| WHAT YOU HAVE TO DO |
Go through the data line by line and count the lines that hold "Configuration". Reply with the total only.

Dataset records
—————
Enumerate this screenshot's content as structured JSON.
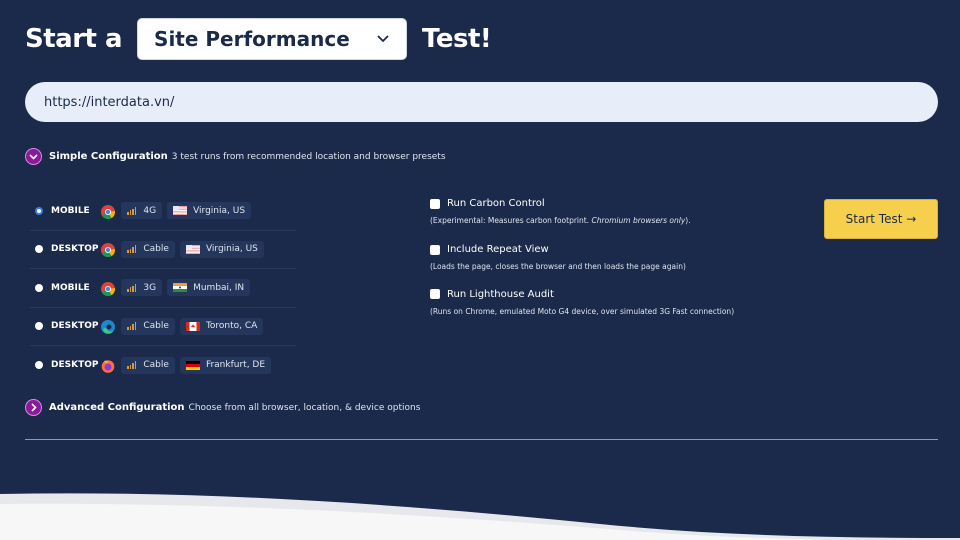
{
  "heading": {
    "lead": "Start a",
    "test_type": "Site Performance",
    "tail": "Test!"
  },
  "url_input": {
    "value": "https://interdata.vn/"
  },
  "simple_config": {
    "title": "Simple Configuration",
    "desc": "3 test runs from recommended location and browser presets"
  },
  "runs": [
    {
      "selected": true,
      "device": "MOBILE",
      "browser": "chrome",
      "connection": "4G",
      "location": "Virginia, US",
      "flag": "us"
    },
    {
      "selected": false,
      "device": "DESKTOP",
      "browser": "chrome",
      "connection": "Cable",
      "location": "Virginia, US",
      "flag": "us"
    },
    {
      "selected": false,
      "device": "MOBILE",
      "browser": "chrome",
      "connection": "3G",
      "location": "Mumbai, IN",
      "flag": "in"
    },
    {
      "selected": false,
      "device": "DESKTOP",
      "browser": "edge",
      "connection": "Cable",
      "location": "Toronto, CA",
      "flag": "ca"
    },
    {
      "selected": false,
      "device": "DESKTOP",
      "browser": "firefox",
      "connection": "Cable",
      "location": "Frankfurt, DE",
      "flag": "de"
    }
  ],
  "options": [
    {
      "label": "Run Carbon Control",
      "desc": "(Experimental: Measures carbon footprint. ",
      "desc_em": "Chromium browsers only",
      "desc_tail": ").",
      "checked": false
    },
    {
      "label": "Include Repeat View",
      "desc": "(Loads the page, closes the browser and then loads the page again)",
      "desc_em": "",
      "desc_tail": "",
      "checked": false
    },
    {
      "label": "Run Lighthouse Audit",
      "desc": "(Runs on Chrome, emulated Moto G4 device, over simulated 3G Fast connection)",
      "desc_em": "",
      "desc_tail": "",
      "checked": false
    }
  ],
  "start_button": {
    "label": "Start Test →"
  },
  "advanced_config": {
    "title": "Advanced Configuration",
    "desc": "Choose from all browser, location, & device options"
  },
  "colors": {
    "background": "#1b2a4a",
    "accent_button": "#f6d04d",
    "toggle_purple": "#8a1a9a"
  }
}
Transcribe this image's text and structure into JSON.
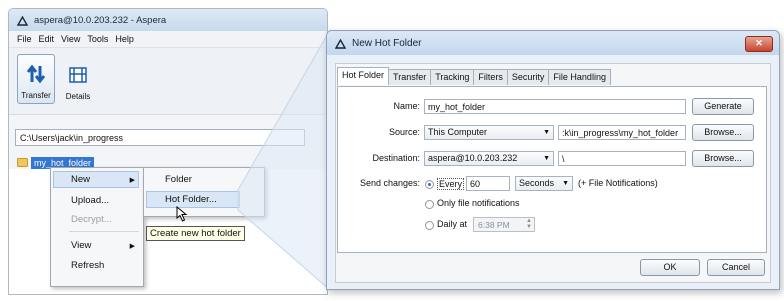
{
  "back_window": {
    "title": "aspera@10.0.203.232 - Aspera",
    "menu": [
      "File",
      "Edit",
      "View",
      "Tools",
      "Help"
    ],
    "toolbar": [
      {
        "label": "Transfer",
        "icon": "transfer-arrows-icon",
        "active": true
      },
      {
        "label": "Details",
        "icon": "details-icon",
        "active": false
      }
    ],
    "path": "C:\\Users\\jack\\in_progress",
    "tree_item": "my_hot_folder",
    "context_menu": {
      "new": "New",
      "upload": "Upload...",
      "decrypt": "Decrypt...",
      "view": "View",
      "refresh": "Refresh"
    },
    "submenu": {
      "folder": "Folder",
      "hot_folder": "Hot Folder..."
    },
    "tooltip": "Create new hot folder"
  },
  "dialog": {
    "title": "New Hot Folder",
    "tabs": [
      "Hot Folder",
      "Transfer",
      "Tracking",
      "Filters",
      "Security",
      "File Handling"
    ],
    "name_label": "Name:",
    "name_value": "my_hot_folder",
    "generate": "Generate",
    "source_label": "Source:",
    "source_select": "This Computer",
    "source_path": ":k\\in_progress\\my_hot_folder",
    "browse": "Browse...",
    "destination_label": "Destination:",
    "destination_select": "aspera@10.0.203.232",
    "destination_path": "\\",
    "send_changes_label": "Send changes:",
    "every_label": "Every",
    "every_value": "60",
    "unit_select": "Seconds",
    "file_notifications_suffix": "(+ File Notifications)",
    "only_notifications": "Only file notifications",
    "daily_at": "Daily at",
    "time_value": "6:38 PM",
    "ok": "OK",
    "cancel": "Cancel",
    "colors": {
      "accent": "#2f6fc7",
      "selection": "#3477d3",
      "close": "#c6452f"
    }
  }
}
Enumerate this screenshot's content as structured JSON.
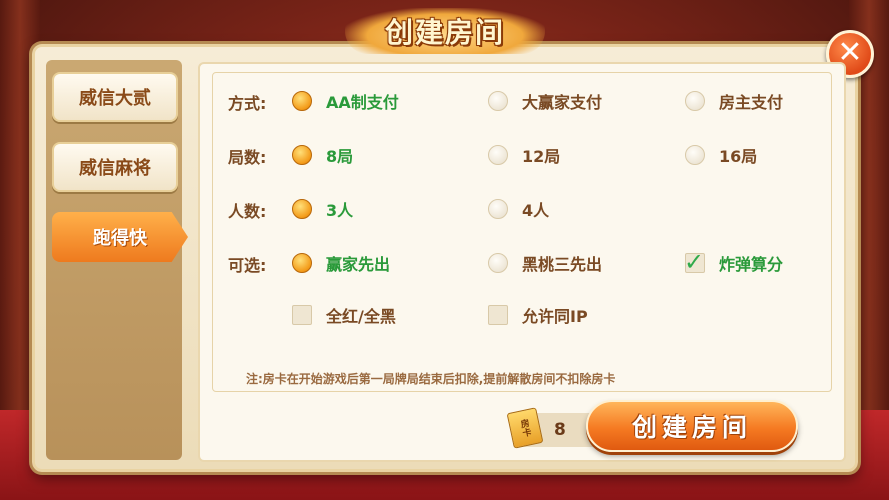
{
  "title": "创建房间",
  "sidebar": {
    "tabs": [
      {
        "label": "威信大贰",
        "active": false
      },
      {
        "label": "威信麻将",
        "active": false
      },
      {
        "label": "跑得快",
        "active": true
      }
    ]
  },
  "rows": {
    "mode": {
      "label": "方式:",
      "options": [
        {
          "label": "AA制支付",
          "selected": true
        },
        {
          "label": "大赢家支付",
          "selected": false
        },
        {
          "label": "房主支付",
          "selected": false
        }
      ]
    },
    "rounds": {
      "label": "局数:",
      "options": [
        {
          "label": "8局",
          "selected": true
        },
        {
          "label": "12局",
          "selected": false
        },
        {
          "label": "16局",
          "selected": false
        }
      ]
    },
    "players": {
      "label": "人数:",
      "options": [
        {
          "label": "3人",
          "selected": true
        },
        {
          "label": "4人",
          "selected": false
        }
      ]
    },
    "optional": {
      "label": "可选:",
      "options": [
        {
          "label": "赢家先出",
          "selected": true
        },
        {
          "label": "黑桃三先出",
          "selected": false
        }
      ],
      "checks": [
        {
          "label": "炸弹算分",
          "checked": true
        },
        {
          "label": "全红/全黑",
          "checked": false
        },
        {
          "label": "允许同IP",
          "checked": false
        }
      ]
    }
  },
  "note": "注:房卡在开始游戏后第一局牌局结束后扣除,提前解散房间不扣除房卡",
  "room_card": {
    "icon_text": "房卡",
    "count": "8"
  },
  "create_button": "创建房间",
  "colors": {
    "accent": "#f57a22",
    "selected_text": "#2a9a3a",
    "label_text": "#7a4a24"
  }
}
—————
| TASK ANSWER |
2